A sit-in at the Earth Roundabout in the industrial city of Sohar, north of Oman, entered its ninth day with activists demanding the sacking of more ministers for alleged corruption, a protester said.
Another crowd has maintained an anti-corruption sit-in outside the consultative council in Muscat, the sultanate’s equivalent of parliament but without legislative authority.
The army dispersed the vigil in Sohar on March 1 after protesters blocked the entrance to the city’s port, but the sit-in resumed shortly after.
“The peaceful sit-in continues for the ninth consecutive day,” said the protester, adding that a crowd of around 200 people at the roundabout during the day swelled in the evenings to about 2,000.
Protesters in the normally placid sultanate insist that their demands are confined to reform and a crackdown on corruption, without challenging the legitimacy of Sultan Qaboos, who has ruled Oman for four decades.
“Omani people are demonstrating peacefully only for reform, and not to topple the regime,” he said.
One protester was killed in clashes between police and demonstrators in Sohar on Sunday.

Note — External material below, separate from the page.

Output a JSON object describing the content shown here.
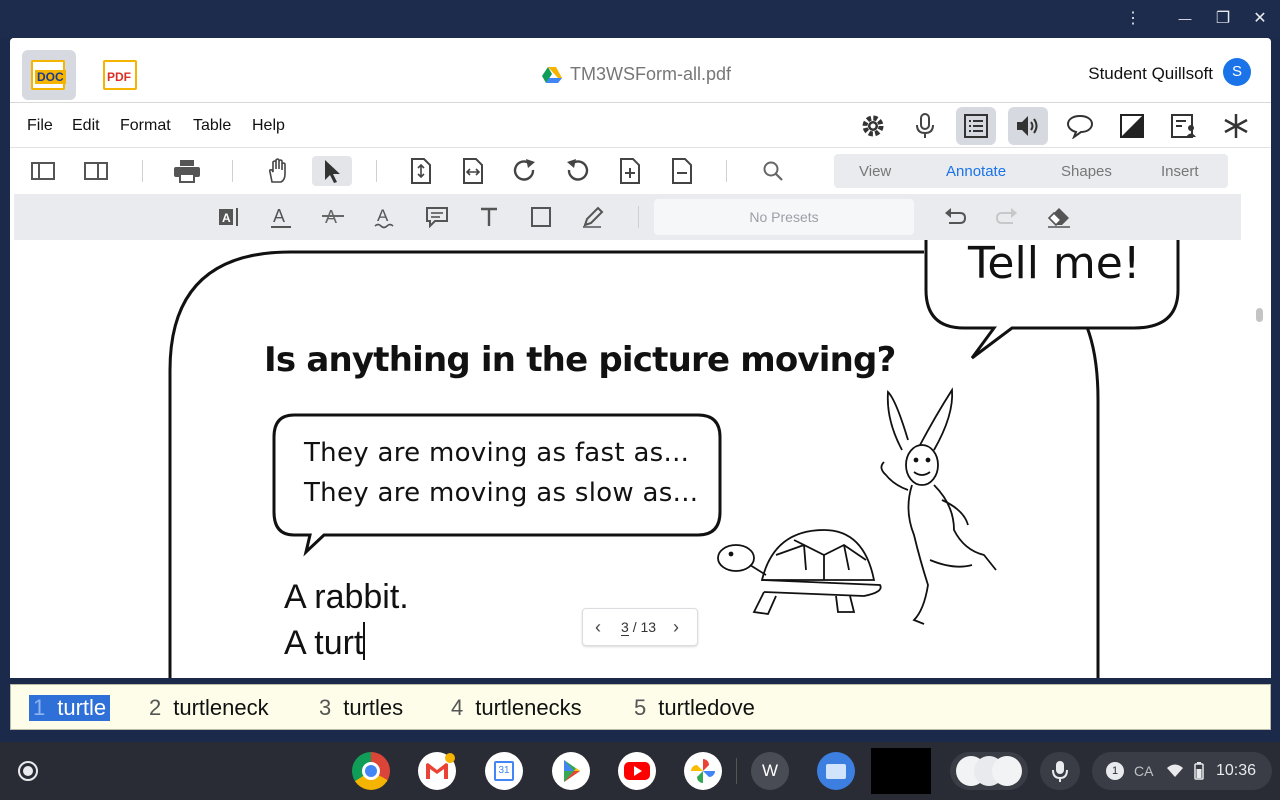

Sultan Qaboos on Saturday sacked two ministers in response to protesters’ grievances.
More cabinet members are expected to be removed, as the regime moves to contain popular unrest amid a wave of regional pro-democracy demonstrations that have swept the leaders of Egypt and Tunisia from power.
The sultan also announced the creation of 50,000 new jobs and a monthly allowance of 150 riyals ($390, 283 euros) for registered job seekers.
He ordered the formation of a ministerial committee to draw up proposals to meet calls for the consultative council to be given more powers.
Last month, Oman raised the minimum wage for nationals working in the private sector from $364 to $520.
Mass demonstrations also threaten the regimes of Bahrain and Yemen while Libyan leader Moamer Kadhafi is facing an armed insurrection.
Oman guards the strategic Strait of Hormuz through which 40 percent of the world’s oil shipments pass, and Muscat is a key Western ally in the region. Iran borders the waterway’s northern flank.
Meanwhile, some 200 employees at Oman Air staged a sit-in on Sunday outside the national carrier’s headquarters, demanding higher salaries and promotions, a union official told AFP, requesting anonymity.
The company promised to study the demands and respond by Tuesday, he said.